### Directions for this task:
All of the entries need to be repeated exactly. Leave nothing out.

#### Information supplied

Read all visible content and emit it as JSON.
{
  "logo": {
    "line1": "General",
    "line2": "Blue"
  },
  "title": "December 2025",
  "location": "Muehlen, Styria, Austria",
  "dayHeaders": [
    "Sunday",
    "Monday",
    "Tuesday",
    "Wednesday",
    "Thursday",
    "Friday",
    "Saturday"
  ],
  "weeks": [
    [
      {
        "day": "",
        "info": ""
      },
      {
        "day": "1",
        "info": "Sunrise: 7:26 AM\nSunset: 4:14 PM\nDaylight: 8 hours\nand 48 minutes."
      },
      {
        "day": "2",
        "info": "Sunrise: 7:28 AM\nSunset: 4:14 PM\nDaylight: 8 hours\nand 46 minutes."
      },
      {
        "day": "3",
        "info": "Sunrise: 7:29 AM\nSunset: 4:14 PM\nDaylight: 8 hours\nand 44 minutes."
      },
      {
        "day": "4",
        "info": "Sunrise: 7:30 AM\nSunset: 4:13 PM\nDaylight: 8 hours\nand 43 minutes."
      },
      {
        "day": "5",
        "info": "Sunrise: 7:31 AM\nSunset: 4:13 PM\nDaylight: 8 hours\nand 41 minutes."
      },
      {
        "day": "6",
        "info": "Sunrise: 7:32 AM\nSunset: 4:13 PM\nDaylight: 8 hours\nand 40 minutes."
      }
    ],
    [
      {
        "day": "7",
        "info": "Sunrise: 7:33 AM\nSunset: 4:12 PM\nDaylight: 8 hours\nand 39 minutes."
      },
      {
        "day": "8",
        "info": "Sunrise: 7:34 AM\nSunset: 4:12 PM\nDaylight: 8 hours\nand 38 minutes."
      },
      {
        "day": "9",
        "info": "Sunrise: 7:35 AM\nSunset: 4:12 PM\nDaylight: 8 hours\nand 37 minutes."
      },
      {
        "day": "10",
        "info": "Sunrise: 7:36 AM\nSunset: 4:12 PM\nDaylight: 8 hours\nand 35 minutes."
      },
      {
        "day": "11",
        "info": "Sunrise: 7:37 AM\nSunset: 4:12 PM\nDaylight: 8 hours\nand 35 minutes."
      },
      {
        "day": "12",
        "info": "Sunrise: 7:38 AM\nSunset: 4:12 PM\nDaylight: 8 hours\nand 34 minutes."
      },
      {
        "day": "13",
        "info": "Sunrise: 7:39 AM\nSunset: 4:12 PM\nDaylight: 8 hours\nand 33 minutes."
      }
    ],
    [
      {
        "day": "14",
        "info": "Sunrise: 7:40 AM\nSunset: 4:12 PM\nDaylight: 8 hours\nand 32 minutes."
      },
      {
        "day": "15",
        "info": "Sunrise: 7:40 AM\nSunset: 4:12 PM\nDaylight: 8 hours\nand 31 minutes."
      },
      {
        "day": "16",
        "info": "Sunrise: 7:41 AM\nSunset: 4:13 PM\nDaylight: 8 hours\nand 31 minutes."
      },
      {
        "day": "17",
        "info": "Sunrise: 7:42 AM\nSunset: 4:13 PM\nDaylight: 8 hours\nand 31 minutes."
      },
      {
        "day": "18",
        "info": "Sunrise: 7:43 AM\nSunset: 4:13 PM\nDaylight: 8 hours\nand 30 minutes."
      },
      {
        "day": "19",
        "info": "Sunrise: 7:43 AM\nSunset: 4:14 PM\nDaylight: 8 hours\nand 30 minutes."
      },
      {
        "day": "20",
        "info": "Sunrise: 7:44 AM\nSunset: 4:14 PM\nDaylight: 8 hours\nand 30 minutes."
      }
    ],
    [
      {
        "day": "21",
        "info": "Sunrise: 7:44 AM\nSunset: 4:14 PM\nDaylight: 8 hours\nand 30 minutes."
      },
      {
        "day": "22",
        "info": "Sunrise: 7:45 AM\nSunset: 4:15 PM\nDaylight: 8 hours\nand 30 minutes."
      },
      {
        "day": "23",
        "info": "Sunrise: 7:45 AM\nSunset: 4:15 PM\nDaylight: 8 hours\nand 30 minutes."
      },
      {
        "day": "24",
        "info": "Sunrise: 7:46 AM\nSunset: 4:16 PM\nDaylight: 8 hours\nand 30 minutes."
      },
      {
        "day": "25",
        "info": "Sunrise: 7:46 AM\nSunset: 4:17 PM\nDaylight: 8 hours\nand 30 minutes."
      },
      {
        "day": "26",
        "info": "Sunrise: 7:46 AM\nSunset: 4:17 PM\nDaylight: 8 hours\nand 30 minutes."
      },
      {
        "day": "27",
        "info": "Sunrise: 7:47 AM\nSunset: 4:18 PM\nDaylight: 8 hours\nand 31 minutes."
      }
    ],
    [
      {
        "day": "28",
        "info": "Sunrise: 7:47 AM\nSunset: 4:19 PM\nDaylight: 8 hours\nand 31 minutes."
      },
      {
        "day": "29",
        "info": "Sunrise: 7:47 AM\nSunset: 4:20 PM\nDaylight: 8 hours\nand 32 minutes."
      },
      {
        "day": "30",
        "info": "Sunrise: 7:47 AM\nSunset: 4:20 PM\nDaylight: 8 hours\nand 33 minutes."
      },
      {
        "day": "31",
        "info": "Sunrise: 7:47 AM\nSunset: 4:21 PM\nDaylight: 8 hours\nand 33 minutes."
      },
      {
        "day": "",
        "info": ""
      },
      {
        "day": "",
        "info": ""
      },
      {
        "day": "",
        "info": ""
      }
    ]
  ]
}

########

### Output for this task:
Read all visible content and emit it as JSON.
{
  "logo": {
    "line1": "General",
    "line2": "Blue"
  },
  "title": "December 2025",
  "location": "Muehlen, Styria, Austria",
  "dayHeaders": [
    "Sunday",
    "Monday",
    "Tuesday",
    "Wednesday",
    "Thursday",
    "Friday",
    "Saturday"
  ],
  "weeks": [
    [
      {
        "day": "",
        "info": ""
      },
      {
        "day": "1",
        "info": "Sunrise: 7:26 AM\nSunset: 4:14 PM\nDaylight: 8 hours\nand 48 minutes."
      },
      {
        "day": "2",
        "info": "Sunrise: 7:28 AM\nSunset: 4:14 PM\nDaylight: 8 hours\nand 46 minutes."
      },
      {
        "day": "3",
        "info": "Sunrise: 7:29 AM\nSunset: 4:14 PM\nDaylight: 8 hours\nand 44 minutes."
      },
      {
        "day": "4",
        "info": "Sunrise: 7:30 AM\nSunset: 4:13 PM\nDaylight: 8 hours\nand 43 minutes."
      },
      {
        "day": "5",
        "info": "Sunrise: 7:31 AM\nSunset: 4:13 PM\nDaylight: 8 hours\nand 41 minutes."
      },
      {
        "day": "6",
        "info": "Sunrise: 7:32 AM\nSunset: 4:13 PM\nDaylight: 8 hours\nand 40 minutes."
      }
    ],
    [
      {
        "day": "7",
        "info": "Sunrise: 7:33 AM\nSunset: 4:12 PM\nDaylight: 8 hours\nand 39 minutes."
      },
      {
        "day": "8",
        "info": "Sunrise: 7:34 AM\nSunset: 4:12 PM\nDaylight: 8 hours\nand 38 minutes."
      },
      {
        "day": "9",
        "info": "Sunrise: 7:35 AM\nSunset: 4:12 PM\nDaylight: 8 hours\nand 37 minutes."
      },
      {
        "day": "10",
        "info": "Sunrise: 7:36 AM\nSunset: 4:12 PM\nDaylight: 8 hours\nand 35 minutes."
      },
      {
        "day": "11",
        "info": "Sunrise: 7:37 AM\nSunset: 4:12 PM\nDaylight: 8 hours\nand 35 minutes."
      },
      {
        "day": "12",
        "info": "Sunrise: 7:38 AM\nSunset: 4:12 PM\nDaylight: 8 hours\nand 34 minutes."
      },
      {
        "day": "13",
        "info": "Sunrise: 7:39 AM\nSunset: 4:12 PM\nDaylight: 8 hours\nand 33 minutes."
      }
    ],
    [
      {
        "day": "14",
        "info": "Sunrise: 7:40 AM\nSunset: 4:12 PM\nDaylight: 8 hours\nand 32 minutes."
      },
      {
        "day": "15",
        "info": "Sunrise: 7:40 AM\nSunset: 4:12 PM\nDaylight: 8 hours\nand 31 minutes."
      },
      {
        "day": "16",
        "info": "Sunrise: 7:41 AM\nSunset: 4:13 PM\nDaylight: 8 hours\nand 31 minutes."
      },
      {
        "day": "17",
        "info": "Sunrise: 7:42 AM\nSunset: 4:13 PM\nDaylight: 8 hours\nand 31 minutes."
      },
      {
        "day": "18",
        "info": "Sunrise: 7:43 AM\nSunset: 4:13 PM\nDaylight: 8 hours\nand 30 minutes."
      },
      {
        "day": "19",
        "info": "Sunrise: 7:43 AM\nSunset: 4:14 PM\nDaylight: 8 hours\nand 30 minutes."
      },
      {
        "day": "20",
        "info": "Sunrise: 7:44 AM\nSunset: 4:14 PM\nDaylight: 8 hours\nand 30 minutes."
      }
    ],
    [
      {
        "day": "21",
        "info": "Sunrise: 7:44 AM\nSunset: 4:14 PM\nDaylight: 8 hours\nand 30 minutes."
      },
      {
        "day": "22",
        "info": "Sunrise: 7:45 AM\nSunset: 4:15 PM\nDaylight: 8 hours\nand 30 minutes."
      },
      {
        "day": "23",
        "info": "Sunrise: 7:45 AM\nSunset: 4:15 PM\nDaylight: 8 hours\nand 30 minutes."
      },
      {
        "day": "24",
        "info": "Sunrise: 7:46 AM\nSunset: 4:16 PM\nDaylight: 8 hours\nand 30 minutes."
      },
      {
        "day": "25",
        "info": "Sunrise: 7:46 AM\nSunset: 4:17 PM\nDaylight: 8 hours\nand 30 minutes."
      },
      {
        "day": "26",
        "info": "Sunrise: 7:46 AM\nSunset: 4:17 PM\nDaylight: 8 hours\nand 30 minutes."
      },
      {
        "day": "27",
        "info": "Sunrise: 7:47 AM\nSunset: 4:18 PM\nDaylight: 8 hours\nand 31 minutes."
      }
    ],
    [
      {
        "day": "28",
        "info": "Sunrise: 7:47 AM\nSunset: 4:19 PM\nDaylight: 8 hours\nand 31 minutes."
      },
      {
        "day": "29",
        "info": "Sunrise: 7:47 AM\nSunset: 4:20 PM\nDaylight: 8 hours\nand 32 minutes."
      },
      {
        "day": "30",
        "info": "Sunrise: 7:47 AM\nSunset: 4:20 PM\nDaylight: 8 hours\nand 33 minutes."
      },
      {
        "day": "31",
        "info": "Sunrise: 7:47 AM\nSunset: 4:21 PM\nDaylight: 8 hours\nand 33 minutes."
      },
      {
        "day": "",
        "info": ""
      },
      {
        "day": "",
        "info": ""
      },
      {
        "day": "",
        "info": ""
      }
    ]
  ]
}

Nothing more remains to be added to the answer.